┏━━
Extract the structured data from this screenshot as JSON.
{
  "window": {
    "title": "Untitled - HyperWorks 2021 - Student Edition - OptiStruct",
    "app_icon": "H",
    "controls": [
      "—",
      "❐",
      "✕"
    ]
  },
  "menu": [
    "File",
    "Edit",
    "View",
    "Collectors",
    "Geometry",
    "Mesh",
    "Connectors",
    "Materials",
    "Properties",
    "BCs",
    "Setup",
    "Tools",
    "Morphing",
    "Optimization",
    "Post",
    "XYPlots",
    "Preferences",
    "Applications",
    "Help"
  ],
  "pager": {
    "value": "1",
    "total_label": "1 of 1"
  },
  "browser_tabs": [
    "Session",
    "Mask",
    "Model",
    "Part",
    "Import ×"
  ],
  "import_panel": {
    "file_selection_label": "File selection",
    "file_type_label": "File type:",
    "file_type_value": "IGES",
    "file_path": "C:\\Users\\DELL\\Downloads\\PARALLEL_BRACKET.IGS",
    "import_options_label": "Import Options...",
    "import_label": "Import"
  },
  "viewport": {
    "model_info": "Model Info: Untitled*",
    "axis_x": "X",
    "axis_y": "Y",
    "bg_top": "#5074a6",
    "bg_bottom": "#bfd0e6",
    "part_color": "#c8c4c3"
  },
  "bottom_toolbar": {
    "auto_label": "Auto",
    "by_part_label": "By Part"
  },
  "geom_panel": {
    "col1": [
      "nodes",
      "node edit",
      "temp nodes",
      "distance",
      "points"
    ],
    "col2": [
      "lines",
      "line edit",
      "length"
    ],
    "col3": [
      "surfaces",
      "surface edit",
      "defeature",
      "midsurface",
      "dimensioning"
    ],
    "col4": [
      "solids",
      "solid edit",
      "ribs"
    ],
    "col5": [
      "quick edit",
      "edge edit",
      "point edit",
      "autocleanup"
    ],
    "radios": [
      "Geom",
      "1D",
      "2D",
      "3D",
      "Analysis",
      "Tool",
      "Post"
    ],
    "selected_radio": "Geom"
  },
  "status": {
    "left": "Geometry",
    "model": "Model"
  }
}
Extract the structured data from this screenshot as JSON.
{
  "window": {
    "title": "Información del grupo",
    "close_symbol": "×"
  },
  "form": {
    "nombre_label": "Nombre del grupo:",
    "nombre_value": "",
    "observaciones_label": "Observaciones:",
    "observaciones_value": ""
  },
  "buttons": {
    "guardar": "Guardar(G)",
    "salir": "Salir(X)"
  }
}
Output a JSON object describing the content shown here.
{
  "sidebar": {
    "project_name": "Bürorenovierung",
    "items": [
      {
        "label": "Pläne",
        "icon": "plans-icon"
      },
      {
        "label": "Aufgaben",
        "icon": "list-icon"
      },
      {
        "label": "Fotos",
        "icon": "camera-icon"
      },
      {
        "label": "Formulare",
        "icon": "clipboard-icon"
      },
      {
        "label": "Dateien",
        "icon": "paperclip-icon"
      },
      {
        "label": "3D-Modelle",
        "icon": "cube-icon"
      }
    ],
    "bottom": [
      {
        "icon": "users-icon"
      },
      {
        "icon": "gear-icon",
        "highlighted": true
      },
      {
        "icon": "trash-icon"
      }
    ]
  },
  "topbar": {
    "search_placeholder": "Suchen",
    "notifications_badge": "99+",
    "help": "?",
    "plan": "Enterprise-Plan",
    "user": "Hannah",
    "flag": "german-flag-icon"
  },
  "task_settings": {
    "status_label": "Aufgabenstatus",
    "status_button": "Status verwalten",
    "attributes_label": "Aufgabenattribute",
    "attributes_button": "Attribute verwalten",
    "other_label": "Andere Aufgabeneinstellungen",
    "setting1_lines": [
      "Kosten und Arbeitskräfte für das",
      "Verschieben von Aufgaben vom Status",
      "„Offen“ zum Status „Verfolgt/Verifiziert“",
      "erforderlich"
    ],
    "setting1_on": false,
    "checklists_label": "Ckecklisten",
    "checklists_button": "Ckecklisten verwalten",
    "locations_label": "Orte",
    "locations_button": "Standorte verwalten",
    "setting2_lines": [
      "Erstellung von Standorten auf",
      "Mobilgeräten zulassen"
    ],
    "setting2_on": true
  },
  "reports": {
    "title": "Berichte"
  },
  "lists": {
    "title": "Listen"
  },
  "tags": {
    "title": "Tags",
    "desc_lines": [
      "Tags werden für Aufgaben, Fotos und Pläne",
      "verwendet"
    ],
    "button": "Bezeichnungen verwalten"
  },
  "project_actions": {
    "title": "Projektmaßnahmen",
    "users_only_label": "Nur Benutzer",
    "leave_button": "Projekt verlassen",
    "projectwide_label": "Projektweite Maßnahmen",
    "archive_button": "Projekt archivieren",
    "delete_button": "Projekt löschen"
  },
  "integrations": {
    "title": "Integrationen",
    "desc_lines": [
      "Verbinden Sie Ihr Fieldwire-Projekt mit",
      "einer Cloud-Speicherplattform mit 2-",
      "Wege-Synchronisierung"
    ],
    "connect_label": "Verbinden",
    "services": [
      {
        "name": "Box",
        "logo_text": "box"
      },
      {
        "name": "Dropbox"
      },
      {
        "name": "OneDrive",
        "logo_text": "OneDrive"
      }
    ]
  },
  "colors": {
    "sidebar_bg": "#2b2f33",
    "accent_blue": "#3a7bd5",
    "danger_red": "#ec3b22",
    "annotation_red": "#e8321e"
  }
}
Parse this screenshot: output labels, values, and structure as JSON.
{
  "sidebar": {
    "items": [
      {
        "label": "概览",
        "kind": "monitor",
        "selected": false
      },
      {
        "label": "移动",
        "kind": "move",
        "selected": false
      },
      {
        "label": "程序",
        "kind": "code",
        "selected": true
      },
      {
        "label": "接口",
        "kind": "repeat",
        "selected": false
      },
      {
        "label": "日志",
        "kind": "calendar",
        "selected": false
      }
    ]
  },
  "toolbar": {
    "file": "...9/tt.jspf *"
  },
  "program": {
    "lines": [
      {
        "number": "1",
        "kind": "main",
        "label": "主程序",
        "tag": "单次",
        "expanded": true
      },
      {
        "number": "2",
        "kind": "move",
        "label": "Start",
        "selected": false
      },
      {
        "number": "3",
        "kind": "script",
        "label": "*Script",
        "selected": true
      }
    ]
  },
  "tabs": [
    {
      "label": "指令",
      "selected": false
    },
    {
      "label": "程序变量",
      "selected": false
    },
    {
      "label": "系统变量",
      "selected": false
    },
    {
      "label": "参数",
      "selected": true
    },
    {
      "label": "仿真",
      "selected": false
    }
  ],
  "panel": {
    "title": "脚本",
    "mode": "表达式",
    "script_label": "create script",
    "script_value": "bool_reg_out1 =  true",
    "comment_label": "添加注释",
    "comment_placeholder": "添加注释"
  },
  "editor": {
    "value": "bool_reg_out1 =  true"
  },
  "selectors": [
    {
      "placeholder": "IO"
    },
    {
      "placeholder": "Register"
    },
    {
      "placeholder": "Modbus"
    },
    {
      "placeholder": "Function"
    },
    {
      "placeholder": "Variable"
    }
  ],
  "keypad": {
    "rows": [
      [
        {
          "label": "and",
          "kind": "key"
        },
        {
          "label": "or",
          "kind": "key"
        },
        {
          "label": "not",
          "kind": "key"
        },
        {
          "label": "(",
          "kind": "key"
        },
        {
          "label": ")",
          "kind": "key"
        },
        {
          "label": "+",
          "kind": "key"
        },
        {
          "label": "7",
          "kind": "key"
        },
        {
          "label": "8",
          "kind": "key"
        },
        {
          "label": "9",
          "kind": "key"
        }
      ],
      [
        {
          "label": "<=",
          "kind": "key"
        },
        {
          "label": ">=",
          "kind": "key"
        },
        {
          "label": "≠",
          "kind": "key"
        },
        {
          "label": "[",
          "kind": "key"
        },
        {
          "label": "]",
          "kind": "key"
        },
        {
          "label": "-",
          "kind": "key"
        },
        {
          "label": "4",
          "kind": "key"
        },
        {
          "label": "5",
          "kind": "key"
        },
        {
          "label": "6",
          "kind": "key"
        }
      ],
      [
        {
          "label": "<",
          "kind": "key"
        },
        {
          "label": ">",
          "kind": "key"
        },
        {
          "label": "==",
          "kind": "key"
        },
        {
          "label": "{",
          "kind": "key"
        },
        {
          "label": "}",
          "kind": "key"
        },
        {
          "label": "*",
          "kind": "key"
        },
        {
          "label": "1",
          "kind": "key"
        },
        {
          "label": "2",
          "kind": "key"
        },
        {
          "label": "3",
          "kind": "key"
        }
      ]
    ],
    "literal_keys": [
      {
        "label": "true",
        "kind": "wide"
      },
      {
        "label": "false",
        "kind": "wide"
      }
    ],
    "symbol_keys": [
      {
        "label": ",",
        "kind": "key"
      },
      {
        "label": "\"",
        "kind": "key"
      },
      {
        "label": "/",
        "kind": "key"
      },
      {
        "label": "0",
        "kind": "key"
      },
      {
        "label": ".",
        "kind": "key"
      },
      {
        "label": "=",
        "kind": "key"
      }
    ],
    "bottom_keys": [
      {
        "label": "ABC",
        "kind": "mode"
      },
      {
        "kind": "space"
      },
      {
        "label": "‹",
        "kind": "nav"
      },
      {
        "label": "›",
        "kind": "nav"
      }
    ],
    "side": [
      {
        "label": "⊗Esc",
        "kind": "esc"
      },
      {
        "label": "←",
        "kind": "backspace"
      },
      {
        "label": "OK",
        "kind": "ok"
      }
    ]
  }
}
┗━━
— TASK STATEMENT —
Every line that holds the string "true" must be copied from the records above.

— ANSWER TO THIS PROBLEM —
        "highlighted": true
    "setting2_on": true
        "selected": true
        "expanded": true
        "selected": true
      "selected": true
    "script_value": "bool_reg_out1 =  true",
    "value": "bool_reg_out1 =  true"
        "label": "true",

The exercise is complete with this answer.